Firewatch Review

Firewatch is one of the more divisive games I've ever played. There's a group of people who love the ending and a group who absolutely hates the ending. One thing is certain, though; Firewatch is incredible. Another entry into the Environmental Storytelling Genre, Firewatch puts you (quite literally) in the shoes of Henry, a man who has seemingly lost everything he loves. Henry, after a brilliant prologue sequence that both sets up the story and gets the player incredibly and emotionally attached to the character, packs up a bag and moves to Wyoming to be a Firewatch. Thinking the wilderness and isolation will be good for him, he finds a connection with a woman he's never met. Delilah, the manager of the area in which Henry is posted, has a Walkie-Talkie that she uses to talk to all of her lookouts, but a unique connection is immediately evident between Henry and Delilah.

Firewatch's forests are some of the best looking environments you'll see in games.

Firewatch's forests are some of the best looking environments you'll see in games.

It's a unique way to tell a story and would be disastrous in the hands of most developers, but the team Campo Santo has built is a super-group (to steal some words from the music industry). These are people who've worked on major franchises and some incredible games, so the talent is there. But still, it's a hard concept to pull off, using nothing but dialogue to build a relationship with a faceless person. That's where the incredible voice acting comes in. Rich Sommer (Henry) and Cissy Jones (Delilah) have this incredible chemistry that's infectious. You really are made to care about these two strictly based off of the short bursts of conversation between the two. The subtle flirtatious comments and the sarcastic and witty banter between the two is endearing. 

The game takes place in the forests of Wyoming in 1988, near Yellowstone National Park, and a majority of the time spent in the game is simply just wandering around the stunning world Campo Santo has built.
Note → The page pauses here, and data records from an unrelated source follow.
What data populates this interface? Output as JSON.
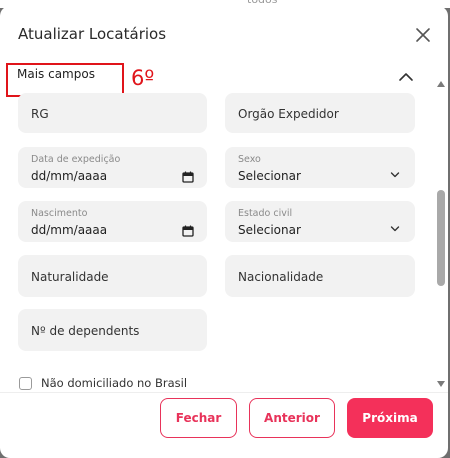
{
  "background": {
    "peek_text": "todos"
  },
  "modal": {
    "title": "Atualizar Locatários",
    "close_icon": "close-icon"
  },
  "section": {
    "title": "Mais campos",
    "annotation": "6º",
    "collapse_icon": "chevron-up-icon"
  },
  "fields": {
    "rg": {
      "placeholder": "RG"
    },
    "orgao_expedidor": {
      "placeholder": "Orgão Expedidor"
    },
    "data_expedicao": {
      "label": "Data de expedição",
      "value": "dd/mm/aaaa",
      "icon": "calendar-icon"
    },
    "sexo": {
      "label": "Sexo",
      "value": "Selecionar",
      "icon": "chevron-down-icon"
    },
    "nascimento": {
      "label": "Nascimento",
      "value": "dd/mm/aaaa",
      "icon": "calendar-icon"
    },
    "estado_civil": {
      "label": "Estado civil",
      "value": "Selecionar",
      "icon": "chevron-down-icon"
    },
    "naturalidade": {
      "placeholder": "Naturalidade"
    },
    "nacionalidade": {
      "placeholder": "Nacionalidade"
    },
    "dependentes": {
      "placeholder": "Nº de dependents"
    }
  },
  "checkbox": {
    "label": "Não domiciliado no Brasil",
    "checked": false
  },
  "footer": {
    "fechar": "Fechar",
    "anterior": "Anterior",
    "proxima": "Próxima"
  },
  "colors": {
    "accent": "#f4305a",
    "annotation_red": "#e0141a",
    "field_bg": "#f2f2f2"
  }
}
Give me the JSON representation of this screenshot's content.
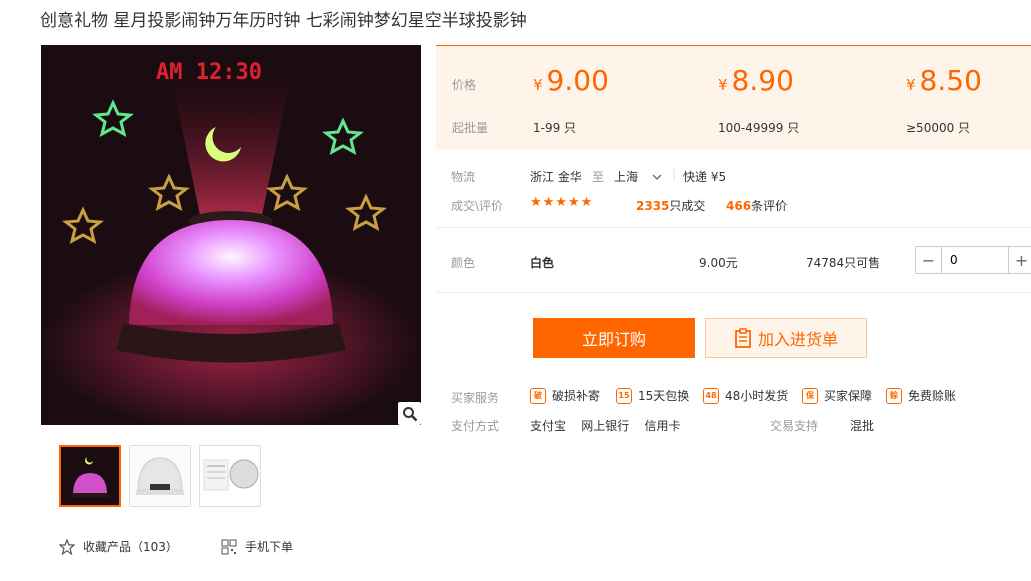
{
  "product": {
    "title": "创意礼物 星月投影闹钟万年历时钟 七彩闹钟梦幻星空半球投影钟",
    "main_image_clock_text": "AM 12:30"
  },
  "pricing": {
    "price_label": "价格",
    "qty_label": "起批量",
    "currency": "¥",
    "tiers": [
      {
        "price": "9.00",
        "range": "1-99 只"
      },
      {
        "price": "8.90",
        "range": "100-49999 只"
      },
      {
        "price": "8.50",
        "range": "≥50000 只"
      }
    ]
  },
  "logistics": {
    "label": "物流",
    "origin": "浙江 金华",
    "to": "至",
    "dest": "上海",
    "shipping": "快递 ¥5"
  },
  "deals": {
    "label": "成交\\评价",
    "stars": "★★★★★",
    "sold_count": "2335",
    "sold_suffix": "只成交",
    "review_count": "466",
    "review_suffix": "条评价"
  },
  "variant": {
    "label": "颜色",
    "color": "白色",
    "price": "9.00元",
    "stock": "74784只可售",
    "quantity": "0",
    "minus": "−",
    "plus": "+"
  },
  "actions": {
    "buy_now": "立即订购",
    "add_to_list": "加入进货单"
  },
  "services": {
    "label": "买家服务",
    "items": [
      {
        "icon": "破",
        "label": "破损补寄"
      },
      {
        "icon": "15",
        "label": "15天包换"
      },
      {
        "icon": "48",
        "label": "48小时发货"
      },
      {
        "icon": "保",
        "label": "买家保障"
      },
      {
        "icon": "赊",
        "label": "免费赊账"
      }
    ]
  },
  "payment": {
    "label": "支付方式",
    "methods": "支付宝    网上银行    信用卡"
  },
  "trade_support": {
    "label": "交易支持",
    "value": "混批"
  },
  "footer": {
    "favorite": "收藏产品（103）",
    "mobile_order": "手机下单"
  },
  "colors": {
    "accent": "#ff6600",
    "price_bg": "#fff4ea"
  }
}
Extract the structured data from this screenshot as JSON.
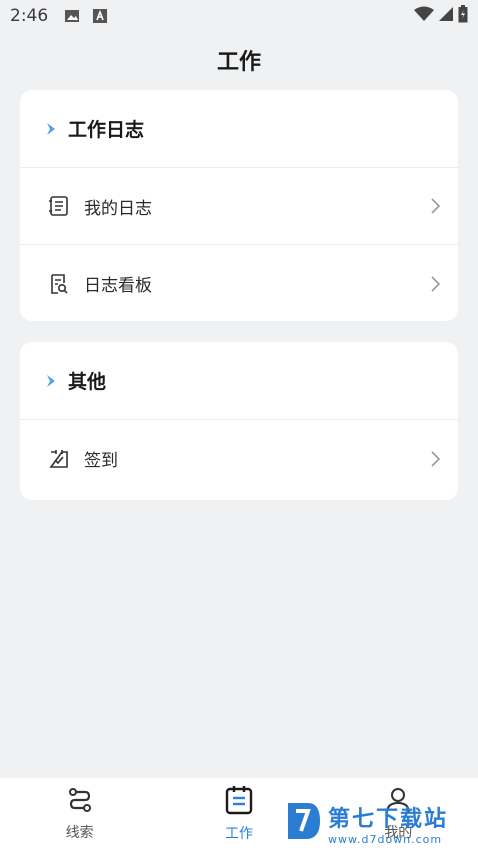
{
  "status_bar": {
    "time": "2:46",
    "icons": [
      "image-icon",
      "a-icon",
      "wifi-icon",
      "signal-icon",
      "battery-icon"
    ]
  },
  "header": {
    "title": "工作"
  },
  "sections": [
    {
      "title": "工作日志",
      "items": [
        {
          "label": "我的日志",
          "icon": "notebook-icon"
        },
        {
          "label": "日志看板",
          "icon": "document-search-icon"
        }
      ]
    },
    {
      "title": "其他",
      "items": [
        {
          "label": "签到",
          "icon": "checkin-icon"
        }
      ]
    }
  ],
  "bottom_nav": {
    "items": [
      {
        "label": "线索",
        "icon": "route-icon",
        "active": false
      },
      {
        "label": "工作",
        "icon": "clipboard-icon",
        "active": true
      },
      {
        "label": "我的",
        "icon": "person-icon",
        "active": false
      }
    ],
    "active_color": "#2d7ee6"
  },
  "watermark": {
    "title": "第七下载站",
    "url": "www.d7down.com"
  },
  "colors": {
    "background": "#f0f1f3",
    "card": "#ffffff",
    "accent": "#2d7ee6",
    "marker": "#4fa3e8"
  }
}
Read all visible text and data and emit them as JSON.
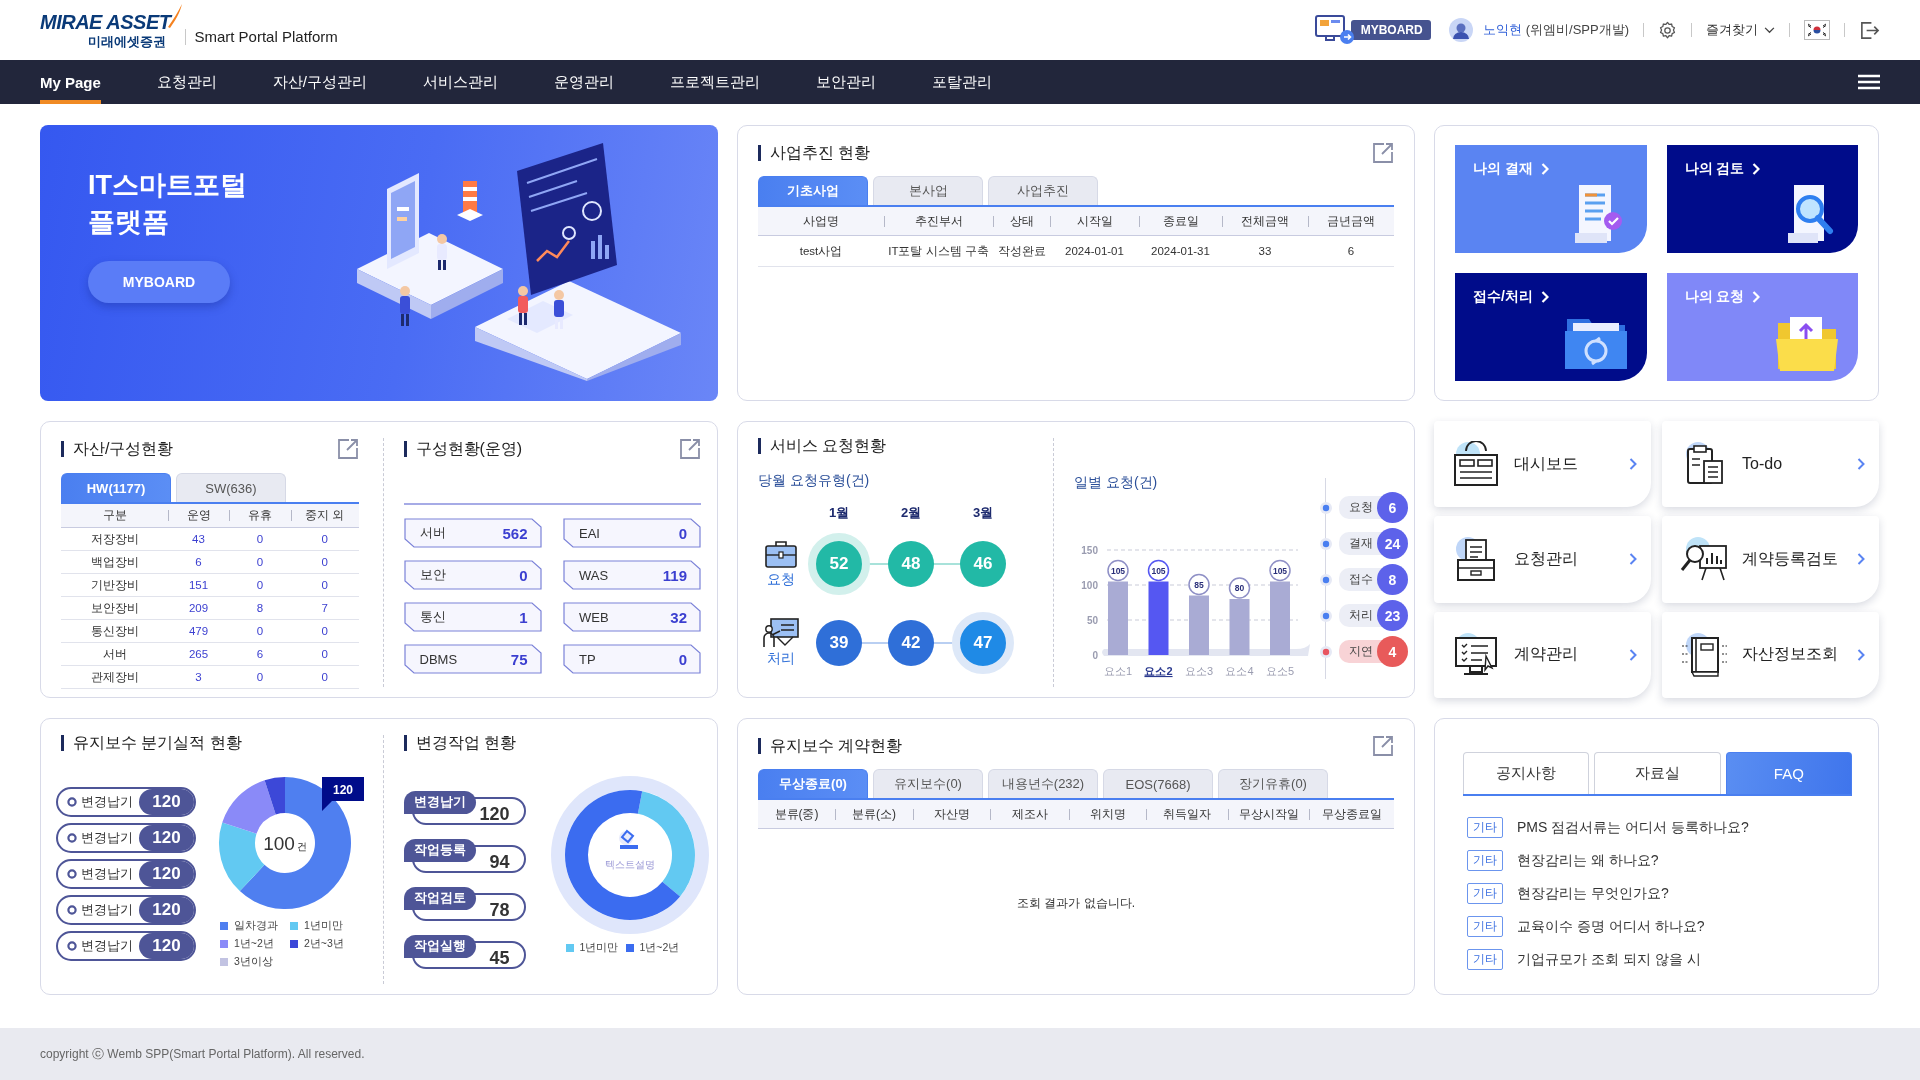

The colors of the trees, the light shining through the cracks in the rock, the sky, everything about this world is incredibly well realized. The art style, at first glance, can seem cartoon-ish, but once you forget about that, the world is vibrant and alive. You can adopt a turtle, explore caves, steal an 1980's style "Boombox" from a couple of teenage girls who are having a little too much fun trashing the beautiful forest. There's no typical map or pointer in this game like you might see in other games, instead you have to find your way around by using an old school compass and an actual paper map. It can be overwhelming for some, and one wrong turn can lead you in the completely opposite direction of where you intended to go. But that's one of the most amazing parts of this game, getting lost and radioing Delilah for help or just to chat.

This is how you'll be getting around the world of Firewatch.

This is how you'll be getting around the world of Firewatch.

It isn't without it's problems, though. For such a short game, small world, and myriad load times, Firewatch really struggles on the PS4 (Update: Campo Santo have released a patch that fixes the framerate issue). And like I said, the ending can be a bit of a let down for some. The game builds this relationship and builds this tension that may not have a satisfying conclusion, but that shouldn't take away from Campo Santo was able to do with Firewatch.